Anesthesiology and pain medicine. 2021;11(1):e107431
OBJECTIVES The purpose of this study was to evaluate the effect of intra-articular injection of fibrinogen on postoperative bleeding following total knee arthroplasty. METHODS A double-blind randomized clinical trial was conducted on 40 patients aged 40 - 70 years under spinal anesthesia candidate for total knee arthroplasty in Golestan hospital, Ahwaz, Iran, in 2017-2018. Patients were divided into fibrinogen intra-articular injection (n = 20) and control (n = 20) groups. The amounts of blood loss and blood transfusion requirement were recorded. Hemoglobin (Hb), hematocrit (HCT), international normalized ratio (INR), platelet (PLT), prothrombin time (PT), and partial thromboplastin time (PTT) were recorded before and after the surgery. RESULTS There was no significant difference in the average amount of intraoperative blood loss between the groups (P > 0.05). The average amount of blood loss 24 hours after the surgery was significantly lower in the fibrinogen group than in the control group (fibrinogen group 350.61 ± 120.32 cc; control group 540.00 ± 170.21 cc; P = 0.0002). There were significant differences in transfusion between the groups (fibrinogen group 250 ± 20 cc; control group 350 ± 50 cc; P < 0.0001). There was a significant difference between the two groups in 24 h postoperative Hb and HCT (P < 0.001). CONCLUSIONS Intra-articular fibrinogen administration may reduce acute bleeding and can be used as an effective intervention to prevent further bleeding and the need for transfusion in patients undergoing total knee arthroplasty.

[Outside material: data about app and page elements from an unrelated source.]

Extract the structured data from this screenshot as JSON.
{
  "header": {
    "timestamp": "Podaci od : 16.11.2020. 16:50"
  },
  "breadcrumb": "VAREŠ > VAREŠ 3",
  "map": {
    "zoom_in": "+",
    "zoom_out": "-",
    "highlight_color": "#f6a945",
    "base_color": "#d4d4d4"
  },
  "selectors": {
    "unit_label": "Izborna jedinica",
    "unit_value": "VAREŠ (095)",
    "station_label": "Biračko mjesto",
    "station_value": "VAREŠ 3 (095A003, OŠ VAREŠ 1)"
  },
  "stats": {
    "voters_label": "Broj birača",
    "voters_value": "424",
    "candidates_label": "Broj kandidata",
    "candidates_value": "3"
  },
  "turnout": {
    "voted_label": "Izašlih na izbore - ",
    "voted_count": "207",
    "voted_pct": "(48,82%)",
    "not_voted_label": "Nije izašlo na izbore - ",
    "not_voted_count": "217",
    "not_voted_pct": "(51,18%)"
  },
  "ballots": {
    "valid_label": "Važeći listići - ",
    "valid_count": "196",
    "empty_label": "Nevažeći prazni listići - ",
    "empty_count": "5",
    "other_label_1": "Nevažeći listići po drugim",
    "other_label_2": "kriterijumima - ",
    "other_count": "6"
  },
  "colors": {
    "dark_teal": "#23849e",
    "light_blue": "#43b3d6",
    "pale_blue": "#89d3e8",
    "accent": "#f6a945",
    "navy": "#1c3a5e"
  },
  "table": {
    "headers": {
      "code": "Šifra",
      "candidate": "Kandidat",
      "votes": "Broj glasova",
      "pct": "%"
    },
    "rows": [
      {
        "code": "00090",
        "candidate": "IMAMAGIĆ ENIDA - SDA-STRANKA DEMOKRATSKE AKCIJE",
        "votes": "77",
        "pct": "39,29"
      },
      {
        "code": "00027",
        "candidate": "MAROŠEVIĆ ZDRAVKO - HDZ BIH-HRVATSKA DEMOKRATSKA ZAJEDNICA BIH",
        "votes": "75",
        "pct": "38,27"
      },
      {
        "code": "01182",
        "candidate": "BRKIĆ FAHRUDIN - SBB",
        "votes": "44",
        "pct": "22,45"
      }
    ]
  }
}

Application of Tissue Engineering and Regenerative Medicine in Prelabor Rupture of Membranes: a Review of the Current Evidence
Reproductive sciences (Thousand Oaks, Calif.). 2021
Preterm prelabor rupture of membranes (PPROM) is the main cause of preterm delivery, resulting in increased perinatal morbidity and mortality. Several techniques have been studied for the healing of ruptured membranes, with some success. Before new techniques using tissue/organ engineering are applied in clinical practice, these techniques must be validated in clinical trials. To address this issue, the objective of this study was to summarize the current literature on interventions to seal or heal the amniotic membranes after PPROM. An electronic search was conducted using the keywords "fetal membranes," "premature rupture," "amnion," "tissue engineering," "fibrin tissue adhesive," "regenerative medicine," "tissue adhesive," "wound healing," and "fetoscopy" through the MEDLINE, Embase, and Cochrane CENTRAL databases, with the limitation of English-language studies. Through a review of the identified studies, it was found that spontaneous healing of the fetal membrane has not been successful. Several efforts have been made to seal membranes before or after rupture using different methods, including amniopatches, collagen, tissue patches, fibrin sealant, mussel-mimetic sealant, engineered cell matrix, and immunological supplements. However, most studies have been conducted in ex vivo or in vivo settings, so the safety and applicability of these techniques to spontaneous rupture of membranes in clinical settings have not been sufficiently tested. Overall, the current evidence is limited regarding the safety and effectiveness of interventions against PPROM.